Using "Business" as the search string, find the matching lines below and copy them.

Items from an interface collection
[Start of Attachment]
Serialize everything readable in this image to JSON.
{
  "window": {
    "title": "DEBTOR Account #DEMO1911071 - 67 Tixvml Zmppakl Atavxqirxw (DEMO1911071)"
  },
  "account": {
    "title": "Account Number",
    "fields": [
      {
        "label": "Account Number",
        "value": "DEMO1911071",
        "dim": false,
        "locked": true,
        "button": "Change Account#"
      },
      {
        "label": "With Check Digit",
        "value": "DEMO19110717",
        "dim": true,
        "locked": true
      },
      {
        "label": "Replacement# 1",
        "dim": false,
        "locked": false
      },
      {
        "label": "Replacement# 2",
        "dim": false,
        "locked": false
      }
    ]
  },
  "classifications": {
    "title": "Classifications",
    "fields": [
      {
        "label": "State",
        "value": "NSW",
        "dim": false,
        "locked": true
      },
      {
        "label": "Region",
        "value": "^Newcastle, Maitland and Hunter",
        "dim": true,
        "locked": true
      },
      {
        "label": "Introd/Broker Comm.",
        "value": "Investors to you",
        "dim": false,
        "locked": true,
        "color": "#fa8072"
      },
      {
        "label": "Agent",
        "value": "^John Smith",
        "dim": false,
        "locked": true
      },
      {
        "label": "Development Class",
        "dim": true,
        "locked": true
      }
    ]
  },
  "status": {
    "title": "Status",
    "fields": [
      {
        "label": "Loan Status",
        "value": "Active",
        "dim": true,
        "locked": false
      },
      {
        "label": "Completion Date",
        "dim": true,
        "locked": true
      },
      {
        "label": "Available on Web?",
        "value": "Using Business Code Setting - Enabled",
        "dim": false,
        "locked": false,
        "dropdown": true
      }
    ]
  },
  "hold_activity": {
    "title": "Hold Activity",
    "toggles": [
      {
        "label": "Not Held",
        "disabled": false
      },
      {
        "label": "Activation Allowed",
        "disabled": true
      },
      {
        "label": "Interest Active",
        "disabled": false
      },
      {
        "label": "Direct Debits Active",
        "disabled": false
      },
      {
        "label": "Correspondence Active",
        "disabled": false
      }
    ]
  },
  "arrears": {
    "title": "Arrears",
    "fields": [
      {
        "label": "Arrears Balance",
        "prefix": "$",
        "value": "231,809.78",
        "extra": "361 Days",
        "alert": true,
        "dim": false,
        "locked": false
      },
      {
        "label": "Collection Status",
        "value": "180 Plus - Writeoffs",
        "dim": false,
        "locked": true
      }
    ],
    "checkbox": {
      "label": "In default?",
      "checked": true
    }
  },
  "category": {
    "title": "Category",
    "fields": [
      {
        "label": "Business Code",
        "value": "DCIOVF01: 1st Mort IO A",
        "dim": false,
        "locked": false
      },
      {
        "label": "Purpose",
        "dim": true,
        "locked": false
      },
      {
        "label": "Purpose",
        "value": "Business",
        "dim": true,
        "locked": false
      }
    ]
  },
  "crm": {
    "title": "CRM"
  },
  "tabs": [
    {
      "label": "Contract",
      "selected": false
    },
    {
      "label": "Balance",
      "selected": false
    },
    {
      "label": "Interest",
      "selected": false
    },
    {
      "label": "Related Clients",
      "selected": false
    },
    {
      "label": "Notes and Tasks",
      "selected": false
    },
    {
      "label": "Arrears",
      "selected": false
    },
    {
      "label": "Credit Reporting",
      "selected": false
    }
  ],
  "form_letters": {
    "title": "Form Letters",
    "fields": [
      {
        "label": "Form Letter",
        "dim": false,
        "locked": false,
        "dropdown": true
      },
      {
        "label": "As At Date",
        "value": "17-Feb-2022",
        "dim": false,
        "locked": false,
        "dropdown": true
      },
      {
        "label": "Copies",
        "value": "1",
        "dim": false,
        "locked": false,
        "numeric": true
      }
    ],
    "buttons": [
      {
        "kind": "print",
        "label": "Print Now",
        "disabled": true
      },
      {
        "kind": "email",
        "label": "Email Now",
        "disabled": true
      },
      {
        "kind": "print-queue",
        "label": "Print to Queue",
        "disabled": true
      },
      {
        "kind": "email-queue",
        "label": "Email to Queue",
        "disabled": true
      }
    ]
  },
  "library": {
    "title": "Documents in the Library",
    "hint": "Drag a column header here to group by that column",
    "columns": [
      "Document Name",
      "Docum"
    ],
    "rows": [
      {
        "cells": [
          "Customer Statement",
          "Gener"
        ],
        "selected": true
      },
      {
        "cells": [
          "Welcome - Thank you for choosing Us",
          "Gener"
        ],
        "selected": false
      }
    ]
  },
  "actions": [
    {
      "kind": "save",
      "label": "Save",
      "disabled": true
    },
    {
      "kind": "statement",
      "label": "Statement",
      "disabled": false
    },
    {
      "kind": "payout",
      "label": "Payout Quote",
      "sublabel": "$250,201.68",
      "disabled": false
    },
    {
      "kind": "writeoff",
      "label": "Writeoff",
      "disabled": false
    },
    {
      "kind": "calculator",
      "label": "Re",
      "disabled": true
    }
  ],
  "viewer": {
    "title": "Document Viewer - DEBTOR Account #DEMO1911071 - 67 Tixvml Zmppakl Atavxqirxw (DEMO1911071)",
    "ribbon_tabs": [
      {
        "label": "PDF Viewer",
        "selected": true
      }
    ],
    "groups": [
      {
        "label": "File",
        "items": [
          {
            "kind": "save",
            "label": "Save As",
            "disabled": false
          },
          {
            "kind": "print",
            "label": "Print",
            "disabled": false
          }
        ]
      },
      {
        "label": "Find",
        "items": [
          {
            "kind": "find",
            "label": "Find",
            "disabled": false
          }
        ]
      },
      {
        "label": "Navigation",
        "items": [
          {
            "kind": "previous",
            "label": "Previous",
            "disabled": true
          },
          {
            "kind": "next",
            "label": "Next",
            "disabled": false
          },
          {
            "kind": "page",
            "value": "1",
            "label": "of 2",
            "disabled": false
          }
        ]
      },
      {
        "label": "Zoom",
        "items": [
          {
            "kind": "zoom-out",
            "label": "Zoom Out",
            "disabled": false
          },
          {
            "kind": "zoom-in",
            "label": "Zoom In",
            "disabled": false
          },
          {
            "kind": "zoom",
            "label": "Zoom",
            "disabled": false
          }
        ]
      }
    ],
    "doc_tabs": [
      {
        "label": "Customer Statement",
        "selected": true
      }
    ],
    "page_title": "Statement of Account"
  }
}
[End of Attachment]
__Response for this exercise__.
        "value": "Using Business Code Setting - Enabled",
        "label": "Business Code",
        "value": "Business",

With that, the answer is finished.